  • Atelier Van Lieshout

    “New Tribal Labyrinth” was the latest chapter in Atelier Van Lieshout’s ongoing saga about a world destined to regress to small social groups dominated by a primordial struggle for survival. And yet at first glance, the sixteen new works shown in Milan—both large and small sculptures—didn’t convey this theme; one might have thought this was simply an exhibition of biomorphic abstract sculpture. In The Farm (all works 2011), vaguely organic forms made from foam, rice paper, and fiberglass seem to issue directly from the spatial play between solid and void à la Henry Moore or Isamu

  • Jacob Hashimoto

    Armada, 1999/2011, is the ironic title that Jacob Hashimoto gave to his 724 sailboats in wood and canvas. Each one hangs from a thread, floating in the air as if it were in a cove ruffled by long, rhythmically rising and falling waves. The work’s title brings to mind the invincible Spanish fleet, destined to invade England in the sixteenth century but repulsed and miserably shipwrecked before it could demonstrate its puissance. Hashimoto’s ships also evoke a different illusion of power, however, the kind a child might feel as he contemplates a flotilla of toys, all the same, so numerous they

  • Mario Dondero

    Mario Dondero, born in Milan in 1928, is a press photographer. His simultaneous—but belated—presence in two art galleries says something about the art system and its need to rediscover expressive currents buried in history, given the lack of anything truly new within the contemporary artistic panorama. This nostalgic operation gives us, in Dondero’s case, a protagonist of the image, but it also tells us that at this point there is no longer any boundary between the art world and that of photography, since Dondero proudly states that he is “simply” a press photographer and that his
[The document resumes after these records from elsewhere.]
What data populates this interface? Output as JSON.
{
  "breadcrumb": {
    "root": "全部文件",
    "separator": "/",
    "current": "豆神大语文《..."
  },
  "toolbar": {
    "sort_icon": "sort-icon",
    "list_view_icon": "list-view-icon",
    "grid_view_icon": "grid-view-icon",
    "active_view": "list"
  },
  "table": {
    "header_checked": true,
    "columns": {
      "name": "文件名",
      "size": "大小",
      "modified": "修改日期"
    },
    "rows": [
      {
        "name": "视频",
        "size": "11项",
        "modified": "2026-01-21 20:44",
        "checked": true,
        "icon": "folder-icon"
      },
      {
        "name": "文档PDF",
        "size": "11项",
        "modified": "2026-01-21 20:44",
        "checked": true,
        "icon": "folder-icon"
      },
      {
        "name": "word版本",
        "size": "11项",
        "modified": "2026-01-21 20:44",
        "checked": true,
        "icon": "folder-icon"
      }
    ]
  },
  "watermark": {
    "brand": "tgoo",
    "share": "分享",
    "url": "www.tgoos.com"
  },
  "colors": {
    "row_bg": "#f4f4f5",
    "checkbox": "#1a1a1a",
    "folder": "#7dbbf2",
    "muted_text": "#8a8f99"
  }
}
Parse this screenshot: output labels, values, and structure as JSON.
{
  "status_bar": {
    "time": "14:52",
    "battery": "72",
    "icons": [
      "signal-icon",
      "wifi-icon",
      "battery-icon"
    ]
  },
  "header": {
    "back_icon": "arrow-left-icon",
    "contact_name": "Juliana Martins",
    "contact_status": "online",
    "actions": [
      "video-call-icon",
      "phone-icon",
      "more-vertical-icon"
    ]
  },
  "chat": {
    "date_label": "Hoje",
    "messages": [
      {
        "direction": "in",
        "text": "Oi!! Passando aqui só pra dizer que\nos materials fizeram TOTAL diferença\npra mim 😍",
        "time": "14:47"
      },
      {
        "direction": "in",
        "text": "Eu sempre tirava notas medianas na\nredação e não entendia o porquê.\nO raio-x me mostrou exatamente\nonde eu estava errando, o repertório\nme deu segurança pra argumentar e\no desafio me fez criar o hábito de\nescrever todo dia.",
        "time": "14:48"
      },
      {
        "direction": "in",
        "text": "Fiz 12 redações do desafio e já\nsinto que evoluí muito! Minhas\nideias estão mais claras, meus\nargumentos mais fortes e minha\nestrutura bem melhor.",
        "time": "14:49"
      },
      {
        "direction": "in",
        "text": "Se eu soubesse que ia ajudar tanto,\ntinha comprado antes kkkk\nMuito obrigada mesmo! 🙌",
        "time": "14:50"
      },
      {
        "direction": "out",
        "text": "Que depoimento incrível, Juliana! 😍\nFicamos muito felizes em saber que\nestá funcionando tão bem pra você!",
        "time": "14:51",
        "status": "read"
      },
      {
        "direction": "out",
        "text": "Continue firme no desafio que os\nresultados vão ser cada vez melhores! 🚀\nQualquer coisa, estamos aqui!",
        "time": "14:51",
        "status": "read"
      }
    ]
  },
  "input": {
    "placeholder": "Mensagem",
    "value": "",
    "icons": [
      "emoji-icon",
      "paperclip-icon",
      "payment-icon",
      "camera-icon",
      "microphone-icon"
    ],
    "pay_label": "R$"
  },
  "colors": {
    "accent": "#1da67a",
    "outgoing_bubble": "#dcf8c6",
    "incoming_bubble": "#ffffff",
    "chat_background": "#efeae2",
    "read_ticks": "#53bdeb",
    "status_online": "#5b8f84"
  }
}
  • Victor Alimpiev

    Two screens, one very large, one average in size, were in two different rooms, although both were at least partly visible from a single position. On them the same scene was running, but unsynchronized—or so we might at first have thought. In fact, the footage shown on the two channels was not identical, but both screens showed the same four young women guiding a small group of people up a short ramp; their movement is extremely slow, almost imperceptible, and they hold red banners, stirred by a light breeze, while the protagonist makes small, insignificant gestures. The sequence lasts about

  • Not Vital

    What is a Mongolian tent, in perfect working order, doing in a park in Engadine, the beautiful valley in southeastern Switzerland where Not Vital was born? In fact, the park is actually a project that Vital has built over the years with many of his works, and the tent is part of the same declaration of poetics—and poetic action—that he has been developing for years, without which an understanding of his practice would be incomplete. In 1990, Vital built a hospital in Nepal with proceeds from the sale of bronze castings of the dung from Engadine’s cows; lately, his ethnic, social, and humanitarian

  • Elger Esser

    Elger Esser spent his youth in Rome before becoming a student of Bernd Becher in Düsseldorf, where he currently lives. This exhibition gave a general overview of Esser’s work via eight pieces, each representing the nearly constant repetition of the same scheme: the horizon between sky, earth, and water. Such extreme specialization—along with reiteration—of subject matter is the prerogative of many present-day photographers, in the same way that seventeenth-century Dutch landscape painters concentrated on only certain types of imagery—seascapes, snowy townscapes, or rustic summertime views—for